It’s not quite as compact as previous entries in the series being 20% chonkier than the non-Pro version at 600mm long, but you have to make room for the extra circuit boards and IR camera somehow. Using artificial intelligence, the “advanced head tracking” technology redirects the audio depending on where you are, so the sound should always hit that sweet spot. There are a lot of buzzwords to chomp on, from ‘enhanced spatial algorithms’ to ‘3D audio’, but the goal is to fill the room with a bigger soundstage and make you the centre of it no matter where you are.
This is the tip of the iceberg on the software side of things, as you can switch it off if you’re on your own or scroll through different modes depending on what you’re doing. THX Spatial Audio has a virtual headset mode that’s designed to work well with songs, while the virtual speakers option has 5.1 and 7.1 sources for movies.
Hardware-wise, it features five 2-inch drivers and a single 5.25-inch down-firing subwoofer to improve the bass.

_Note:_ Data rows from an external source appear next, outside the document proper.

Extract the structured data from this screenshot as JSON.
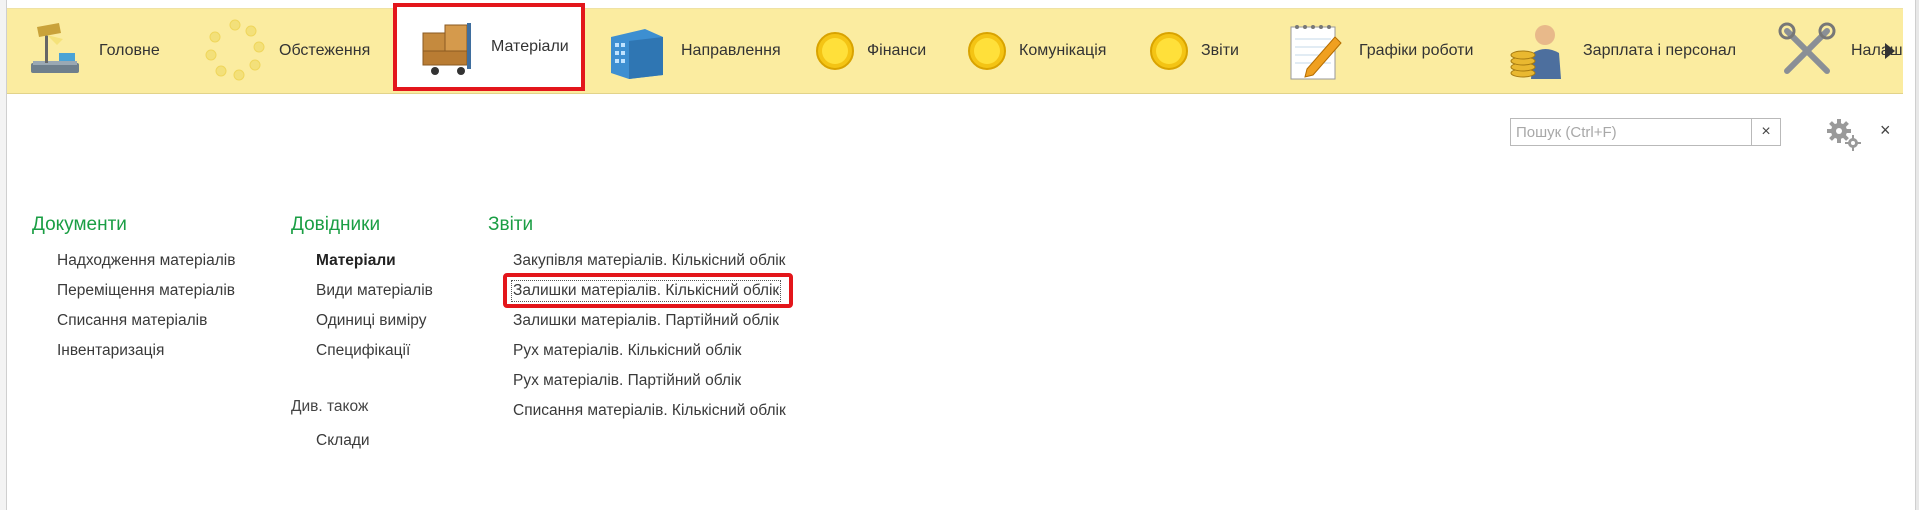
{
  "sections": [
    {
      "label": "Головне",
      "icon": "desk-lamp-icon"
    },
    {
      "label": "Обстеження",
      "icon": "loading-spinner-icon"
    },
    {
      "label": "Матеріали",
      "icon": "boxes-cart-icon"
    },
    {
      "label": "Направлення",
      "icon": "building-icon"
    },
    {
      "label": "Фінанси",
      "icon": "yellow-circle-icon"
    },
    {
      "label": "Комунікація",
      "icon": "yellow-circle-icon"
    },
    {
      "label": "Звіти",
      "icon": "yellow-circle-icon"
    },
    {
      "label": "Графіки роботи",
      "icon": "notepad-pencil-icon"
    },
    {
      "label": "Зарплата і персонал",
      "icon": "worker-coins-icon"
    },
    {
      "label": "Налаш",
      "icon": "tools-icon"
    }
  ],
  "search": {
    "placeholder": "Пошук (Ctrl+F)",
    "value": "",
    "clear_glyph": "×"
  },
  "close_glyph": "×",
  "panel": {
    "documents": {
      "title": "Документи",
      "items": [
        "Надходження матеріалів",
        "Переміщення матеріалів",
        "Списання матеріалів",
        "Інвентаризація"
      ]
    },
    "catalogs": {
      "title": "Довідники",
      "items": [
        "Матеріали",
        "Види матеріалів",
        "Одиниці виміру",
        "Специфікації"
      ],
      "see_also": "Див. також",
      "see_also_items": [
        "Склади"
      ]
    },
    "reports": {
      "title": "Звіти",
      "items": [
        "Закупівля матеріалів. Кількісний облік",
        "Залишки матеріалів. Кількісний облік",
        "Залишки матеріалів. Партійний облік",
        "Рух матеріалів. Кількісний облік",
        "Рух матеріалів. Партійний облік",
        "Списання матеріалів. Кількісний облік"
      ]
    }
  },
  "colors": {
    "accent_green": "#1a9e44",
    "topbar_bg": "#fbeca0",
    "highlight_red": "#e3161b"
  }
}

Between these six speakers, you can get up to 98dB, but we wouldn’t recommend it unless you want to make enemies of your neighbours or send an invitation to your local police.
You can connect almost anything to it via Bluetooth 5.0, the 3.5mm audio out for headphones and headsets, and the USB-C port to connect to your gaming PC. I say ‘almost’ for a reason, though, as there’s no line in for devices like the Razer Mixer. Razer says this design decision is due to intent, as mixers are streaming gadgets and no one wants to listen through speakers while they stream, but this discounts the versatility and multi-purpose nature of PCs – I was personally chatting through a mixer connected to my Creative Sound Blaster Katana V2 during the reveal.
It wouldn’t be Razer without Chroma RGB lighting, and the underside has 30 zones you can customise using Razer Synapse on your gaming PC or through Bluetooth using the Razer Audio app on smartphones. You can also adjust the EQs in either program.
As you can imagine, beamforming technology doesn’t come cheap, with prices starting at $399.99. It’ll be available exclusively on the Razer store in February, 2023, but might come to other vendors shortly after.